# ACTIVITY
In this data, count the lines in which "from" appears and give only that number.

•••

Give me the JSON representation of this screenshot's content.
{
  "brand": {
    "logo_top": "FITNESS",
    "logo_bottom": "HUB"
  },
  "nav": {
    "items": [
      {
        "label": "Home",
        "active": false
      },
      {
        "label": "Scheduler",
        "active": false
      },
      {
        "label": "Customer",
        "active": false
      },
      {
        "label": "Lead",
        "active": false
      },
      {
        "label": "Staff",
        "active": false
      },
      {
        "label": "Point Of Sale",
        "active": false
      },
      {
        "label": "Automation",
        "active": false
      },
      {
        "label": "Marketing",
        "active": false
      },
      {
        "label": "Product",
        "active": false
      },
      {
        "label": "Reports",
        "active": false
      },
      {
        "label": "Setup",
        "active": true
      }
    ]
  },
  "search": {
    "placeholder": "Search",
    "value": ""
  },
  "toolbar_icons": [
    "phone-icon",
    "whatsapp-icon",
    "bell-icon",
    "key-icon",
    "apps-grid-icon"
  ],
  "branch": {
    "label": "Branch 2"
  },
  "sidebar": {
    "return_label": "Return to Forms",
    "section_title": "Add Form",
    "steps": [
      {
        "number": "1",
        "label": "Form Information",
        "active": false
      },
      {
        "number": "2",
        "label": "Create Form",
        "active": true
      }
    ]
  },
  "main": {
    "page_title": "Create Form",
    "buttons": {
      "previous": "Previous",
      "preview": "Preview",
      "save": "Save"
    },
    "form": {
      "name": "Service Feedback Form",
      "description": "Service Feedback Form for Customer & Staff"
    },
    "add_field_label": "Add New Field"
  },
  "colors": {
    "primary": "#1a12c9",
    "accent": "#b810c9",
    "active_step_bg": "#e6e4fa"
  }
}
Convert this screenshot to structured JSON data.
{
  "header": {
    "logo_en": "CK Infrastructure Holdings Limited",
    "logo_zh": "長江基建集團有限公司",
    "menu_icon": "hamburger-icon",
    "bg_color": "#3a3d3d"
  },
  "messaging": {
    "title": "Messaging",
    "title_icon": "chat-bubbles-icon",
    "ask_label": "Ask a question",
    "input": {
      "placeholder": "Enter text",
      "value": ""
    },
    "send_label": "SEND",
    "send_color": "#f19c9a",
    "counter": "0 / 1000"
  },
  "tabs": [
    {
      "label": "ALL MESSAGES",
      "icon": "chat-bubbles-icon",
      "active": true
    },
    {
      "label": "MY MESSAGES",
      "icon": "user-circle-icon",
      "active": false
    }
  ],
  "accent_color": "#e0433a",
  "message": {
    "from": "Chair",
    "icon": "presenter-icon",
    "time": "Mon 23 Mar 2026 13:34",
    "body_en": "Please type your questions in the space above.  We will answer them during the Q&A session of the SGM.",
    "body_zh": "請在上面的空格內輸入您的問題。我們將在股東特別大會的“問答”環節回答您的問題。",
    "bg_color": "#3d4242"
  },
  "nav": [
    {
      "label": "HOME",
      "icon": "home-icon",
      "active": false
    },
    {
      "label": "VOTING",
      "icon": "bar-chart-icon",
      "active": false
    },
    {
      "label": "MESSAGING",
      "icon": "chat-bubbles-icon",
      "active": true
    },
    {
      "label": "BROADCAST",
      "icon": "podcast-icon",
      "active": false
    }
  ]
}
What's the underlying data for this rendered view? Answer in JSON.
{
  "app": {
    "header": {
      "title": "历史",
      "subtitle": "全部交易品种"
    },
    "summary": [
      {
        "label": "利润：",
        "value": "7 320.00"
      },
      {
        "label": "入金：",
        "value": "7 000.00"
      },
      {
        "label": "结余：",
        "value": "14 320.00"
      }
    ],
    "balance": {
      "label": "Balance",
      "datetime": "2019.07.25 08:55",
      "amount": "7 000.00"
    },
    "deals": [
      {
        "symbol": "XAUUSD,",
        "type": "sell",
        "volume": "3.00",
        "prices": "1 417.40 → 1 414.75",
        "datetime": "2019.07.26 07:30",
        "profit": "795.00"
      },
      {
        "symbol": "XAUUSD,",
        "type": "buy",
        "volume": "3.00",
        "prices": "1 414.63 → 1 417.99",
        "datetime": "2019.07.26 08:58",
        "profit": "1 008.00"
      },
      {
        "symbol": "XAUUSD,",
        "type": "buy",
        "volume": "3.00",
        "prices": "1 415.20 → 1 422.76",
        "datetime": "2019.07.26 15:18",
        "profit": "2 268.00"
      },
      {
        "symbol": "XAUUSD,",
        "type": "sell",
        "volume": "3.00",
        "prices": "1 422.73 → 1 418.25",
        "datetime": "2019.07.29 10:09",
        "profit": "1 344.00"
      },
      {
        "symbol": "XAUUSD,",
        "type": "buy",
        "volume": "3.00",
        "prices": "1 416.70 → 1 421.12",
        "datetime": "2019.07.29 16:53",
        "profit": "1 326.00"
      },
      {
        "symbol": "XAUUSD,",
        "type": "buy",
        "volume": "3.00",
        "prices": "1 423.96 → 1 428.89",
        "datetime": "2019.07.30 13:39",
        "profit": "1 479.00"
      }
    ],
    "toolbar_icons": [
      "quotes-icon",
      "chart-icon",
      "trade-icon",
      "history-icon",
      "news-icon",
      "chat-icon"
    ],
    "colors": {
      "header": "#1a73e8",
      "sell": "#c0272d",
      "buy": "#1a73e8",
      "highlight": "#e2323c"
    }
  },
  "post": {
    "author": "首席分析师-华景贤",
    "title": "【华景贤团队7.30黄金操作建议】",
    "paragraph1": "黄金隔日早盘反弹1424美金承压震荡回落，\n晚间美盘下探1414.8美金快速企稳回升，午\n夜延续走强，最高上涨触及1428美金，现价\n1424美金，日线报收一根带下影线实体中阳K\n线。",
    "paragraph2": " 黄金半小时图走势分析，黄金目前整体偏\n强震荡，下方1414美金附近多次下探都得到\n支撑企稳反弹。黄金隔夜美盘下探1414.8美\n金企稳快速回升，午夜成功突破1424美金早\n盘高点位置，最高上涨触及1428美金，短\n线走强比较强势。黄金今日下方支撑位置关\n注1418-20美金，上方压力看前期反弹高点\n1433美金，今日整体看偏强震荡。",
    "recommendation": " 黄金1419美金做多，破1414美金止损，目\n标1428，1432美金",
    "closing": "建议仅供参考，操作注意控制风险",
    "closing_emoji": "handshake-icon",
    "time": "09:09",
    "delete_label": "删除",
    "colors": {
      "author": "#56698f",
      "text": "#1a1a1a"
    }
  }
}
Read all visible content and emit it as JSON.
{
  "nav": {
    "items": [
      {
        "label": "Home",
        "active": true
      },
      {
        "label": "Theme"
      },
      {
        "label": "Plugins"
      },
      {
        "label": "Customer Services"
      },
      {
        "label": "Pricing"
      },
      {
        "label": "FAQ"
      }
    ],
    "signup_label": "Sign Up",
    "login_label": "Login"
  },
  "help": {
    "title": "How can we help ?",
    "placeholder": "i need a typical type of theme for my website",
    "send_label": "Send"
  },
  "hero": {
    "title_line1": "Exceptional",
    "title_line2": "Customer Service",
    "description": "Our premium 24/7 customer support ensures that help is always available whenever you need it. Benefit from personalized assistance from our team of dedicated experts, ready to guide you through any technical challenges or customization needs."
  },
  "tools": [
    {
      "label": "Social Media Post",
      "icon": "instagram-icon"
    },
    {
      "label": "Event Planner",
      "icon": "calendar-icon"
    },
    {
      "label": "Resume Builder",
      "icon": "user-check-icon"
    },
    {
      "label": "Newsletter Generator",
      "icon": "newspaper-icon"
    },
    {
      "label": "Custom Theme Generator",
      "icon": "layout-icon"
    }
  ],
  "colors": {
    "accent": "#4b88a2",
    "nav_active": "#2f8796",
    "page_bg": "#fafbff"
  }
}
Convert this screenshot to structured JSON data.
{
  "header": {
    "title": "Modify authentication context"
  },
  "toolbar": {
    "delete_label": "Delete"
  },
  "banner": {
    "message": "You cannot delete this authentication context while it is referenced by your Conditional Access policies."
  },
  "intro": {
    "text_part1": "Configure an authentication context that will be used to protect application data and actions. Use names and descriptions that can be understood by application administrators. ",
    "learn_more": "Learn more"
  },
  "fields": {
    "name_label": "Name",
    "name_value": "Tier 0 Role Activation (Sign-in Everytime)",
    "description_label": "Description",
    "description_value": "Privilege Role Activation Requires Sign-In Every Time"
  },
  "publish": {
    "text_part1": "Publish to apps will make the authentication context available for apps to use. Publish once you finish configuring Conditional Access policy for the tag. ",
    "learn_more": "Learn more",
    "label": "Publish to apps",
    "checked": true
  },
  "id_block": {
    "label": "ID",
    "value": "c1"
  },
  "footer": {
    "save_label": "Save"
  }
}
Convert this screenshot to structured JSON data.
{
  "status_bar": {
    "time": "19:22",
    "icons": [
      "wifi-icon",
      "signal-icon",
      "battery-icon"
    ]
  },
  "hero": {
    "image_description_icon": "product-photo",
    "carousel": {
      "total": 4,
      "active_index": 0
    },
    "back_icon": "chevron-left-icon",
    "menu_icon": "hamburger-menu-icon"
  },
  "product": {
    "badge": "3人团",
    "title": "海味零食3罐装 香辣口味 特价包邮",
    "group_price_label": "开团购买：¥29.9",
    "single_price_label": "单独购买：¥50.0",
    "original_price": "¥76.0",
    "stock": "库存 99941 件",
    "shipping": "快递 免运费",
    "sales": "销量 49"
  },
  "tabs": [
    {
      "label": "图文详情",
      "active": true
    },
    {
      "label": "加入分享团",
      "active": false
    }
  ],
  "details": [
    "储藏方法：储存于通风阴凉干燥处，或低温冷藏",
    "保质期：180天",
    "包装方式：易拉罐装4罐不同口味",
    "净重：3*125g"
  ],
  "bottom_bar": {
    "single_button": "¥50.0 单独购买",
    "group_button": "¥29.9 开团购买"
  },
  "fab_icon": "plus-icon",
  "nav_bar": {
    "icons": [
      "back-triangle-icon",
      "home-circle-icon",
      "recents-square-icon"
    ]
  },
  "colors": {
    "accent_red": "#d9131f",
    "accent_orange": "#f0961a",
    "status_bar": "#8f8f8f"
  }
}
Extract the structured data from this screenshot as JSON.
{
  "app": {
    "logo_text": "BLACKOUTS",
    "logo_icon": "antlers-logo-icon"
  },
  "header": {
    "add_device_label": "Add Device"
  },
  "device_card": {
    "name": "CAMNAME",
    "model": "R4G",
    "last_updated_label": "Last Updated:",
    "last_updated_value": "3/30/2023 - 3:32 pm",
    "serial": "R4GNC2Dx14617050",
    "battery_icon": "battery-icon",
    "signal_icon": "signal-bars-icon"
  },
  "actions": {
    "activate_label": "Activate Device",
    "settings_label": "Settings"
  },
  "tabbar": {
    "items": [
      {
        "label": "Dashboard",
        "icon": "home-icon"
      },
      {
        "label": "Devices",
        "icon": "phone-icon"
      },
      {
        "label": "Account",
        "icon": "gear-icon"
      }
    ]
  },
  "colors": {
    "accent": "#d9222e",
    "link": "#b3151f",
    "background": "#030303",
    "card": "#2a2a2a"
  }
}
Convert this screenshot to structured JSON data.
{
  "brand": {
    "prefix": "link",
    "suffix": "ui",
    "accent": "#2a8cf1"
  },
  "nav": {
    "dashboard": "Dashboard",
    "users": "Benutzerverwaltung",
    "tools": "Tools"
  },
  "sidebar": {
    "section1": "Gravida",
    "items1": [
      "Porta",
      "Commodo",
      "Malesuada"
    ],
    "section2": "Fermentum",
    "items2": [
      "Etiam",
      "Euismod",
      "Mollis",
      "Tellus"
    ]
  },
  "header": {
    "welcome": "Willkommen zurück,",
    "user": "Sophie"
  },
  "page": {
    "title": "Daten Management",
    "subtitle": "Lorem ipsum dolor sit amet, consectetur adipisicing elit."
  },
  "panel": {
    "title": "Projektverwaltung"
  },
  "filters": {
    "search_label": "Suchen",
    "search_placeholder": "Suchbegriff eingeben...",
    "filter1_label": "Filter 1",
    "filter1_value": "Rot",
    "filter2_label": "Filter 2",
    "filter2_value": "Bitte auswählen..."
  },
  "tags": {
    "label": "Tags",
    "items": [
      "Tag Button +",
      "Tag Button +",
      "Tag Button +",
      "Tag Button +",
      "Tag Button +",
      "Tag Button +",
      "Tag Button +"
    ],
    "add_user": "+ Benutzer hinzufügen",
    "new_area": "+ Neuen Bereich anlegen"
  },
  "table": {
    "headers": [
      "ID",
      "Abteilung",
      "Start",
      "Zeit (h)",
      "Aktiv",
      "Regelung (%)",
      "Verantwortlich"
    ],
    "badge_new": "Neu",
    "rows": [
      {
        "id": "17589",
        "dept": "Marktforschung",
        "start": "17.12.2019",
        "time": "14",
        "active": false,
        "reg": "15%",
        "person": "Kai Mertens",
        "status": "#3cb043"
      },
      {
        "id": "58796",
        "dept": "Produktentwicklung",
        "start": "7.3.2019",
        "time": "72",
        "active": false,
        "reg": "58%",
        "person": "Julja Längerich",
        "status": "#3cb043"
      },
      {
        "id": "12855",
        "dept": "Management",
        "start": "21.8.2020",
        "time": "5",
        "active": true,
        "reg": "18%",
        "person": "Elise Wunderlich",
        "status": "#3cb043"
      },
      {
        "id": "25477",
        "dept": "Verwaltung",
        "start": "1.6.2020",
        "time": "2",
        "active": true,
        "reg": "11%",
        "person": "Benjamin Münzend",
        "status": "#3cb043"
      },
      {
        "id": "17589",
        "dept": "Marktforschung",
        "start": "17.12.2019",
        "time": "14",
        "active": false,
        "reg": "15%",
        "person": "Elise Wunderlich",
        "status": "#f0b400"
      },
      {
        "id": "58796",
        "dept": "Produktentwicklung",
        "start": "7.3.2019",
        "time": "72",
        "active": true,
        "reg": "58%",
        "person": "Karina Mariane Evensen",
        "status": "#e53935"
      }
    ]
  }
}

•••

# WRITTEN ANSWER
3